On the job training is a time-honored method of teaching one to do a job. It is probably not the best system for learning such jobs as judging. You would not want to seek justice from a judge whose only prior training to be a judge was mowing yards.
Besides OJT, we have school classrooms where we study everything from Shop to Algebra. Such general education might be of some use if a judge’s first case happened to involve a lawsuit over a poorly crafted footstool but otherwise not so much.
Then we might send our future judges to Law Schools where general principles of law and critical analyses are droned into their heads. But such amorphous concepts will not mean much to you if your first day in court is also the judge’s.
So, Jim, I hear you asking, how do we avoid having judges whose only preparation for sending their fellow human beings to jail or taking their children away is mowing yards, sleeping through Algebra or listening to law professors? Here is how.
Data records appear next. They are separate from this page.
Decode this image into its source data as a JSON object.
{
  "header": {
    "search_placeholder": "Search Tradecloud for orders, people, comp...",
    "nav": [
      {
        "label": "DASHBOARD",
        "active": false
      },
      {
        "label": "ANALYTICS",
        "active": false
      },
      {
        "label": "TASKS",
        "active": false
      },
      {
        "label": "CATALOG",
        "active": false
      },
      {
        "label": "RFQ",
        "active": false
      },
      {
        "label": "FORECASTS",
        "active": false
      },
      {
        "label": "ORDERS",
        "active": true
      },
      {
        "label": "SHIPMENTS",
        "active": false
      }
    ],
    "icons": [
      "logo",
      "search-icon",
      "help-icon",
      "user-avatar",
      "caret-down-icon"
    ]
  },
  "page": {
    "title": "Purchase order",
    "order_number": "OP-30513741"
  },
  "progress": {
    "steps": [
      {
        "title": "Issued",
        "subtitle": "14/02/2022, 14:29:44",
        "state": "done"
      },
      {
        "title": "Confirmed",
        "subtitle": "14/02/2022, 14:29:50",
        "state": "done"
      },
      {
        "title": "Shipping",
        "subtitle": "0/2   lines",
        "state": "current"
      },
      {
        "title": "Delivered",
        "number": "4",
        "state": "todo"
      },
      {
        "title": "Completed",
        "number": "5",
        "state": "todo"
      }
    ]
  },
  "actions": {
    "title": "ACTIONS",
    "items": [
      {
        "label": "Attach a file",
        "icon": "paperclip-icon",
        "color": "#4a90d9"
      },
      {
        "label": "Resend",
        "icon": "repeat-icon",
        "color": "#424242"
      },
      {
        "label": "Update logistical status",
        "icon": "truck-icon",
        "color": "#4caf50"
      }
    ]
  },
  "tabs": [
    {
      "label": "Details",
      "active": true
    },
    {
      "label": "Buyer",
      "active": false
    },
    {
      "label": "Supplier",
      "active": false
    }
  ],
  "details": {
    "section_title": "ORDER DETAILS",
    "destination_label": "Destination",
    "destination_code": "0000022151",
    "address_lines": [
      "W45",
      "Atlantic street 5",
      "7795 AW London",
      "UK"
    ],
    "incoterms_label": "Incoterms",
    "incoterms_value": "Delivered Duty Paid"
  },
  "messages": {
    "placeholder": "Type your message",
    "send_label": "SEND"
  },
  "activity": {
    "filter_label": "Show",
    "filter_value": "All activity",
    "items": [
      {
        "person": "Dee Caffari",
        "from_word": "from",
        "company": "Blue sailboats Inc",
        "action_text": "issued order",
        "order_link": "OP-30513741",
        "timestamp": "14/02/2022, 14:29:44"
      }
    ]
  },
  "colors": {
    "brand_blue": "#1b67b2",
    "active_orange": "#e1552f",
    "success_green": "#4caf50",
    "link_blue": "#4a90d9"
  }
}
We actually require our judges to continuously attend classes in judging and, fortunately, these classes are usually taught by experienced judges who have already made the mistakes they try to help new judges avoid. One of those judge schools is the National Judicial College in Reno, Nevada. I first attended NJC in 1986 and first served as a member of the NJC faculty more than twenty years ago.
Indiana and almost every other state have their own systems of judicial training and education. The NJC has judges from every state and many foreign countries who attend.
Over the years I have taught and helped teach judges from the U.S.A., Palestine, Ukraine, Russia and several other countries. Currently, along with fellow faculty judges from Mississippi, Colorado, Indiana, Tennessee and Maryland I have been engaged in teaching an Internet course to judges from several states. This allows the faculty judges and the student judges to remain in their courts while still being involved in continuing adult education.
In my opinion, the education new judges, and even experienced judges, receive from such a system of judges teaching judges is better than simply electing or appointing a new judge and hoping for the best.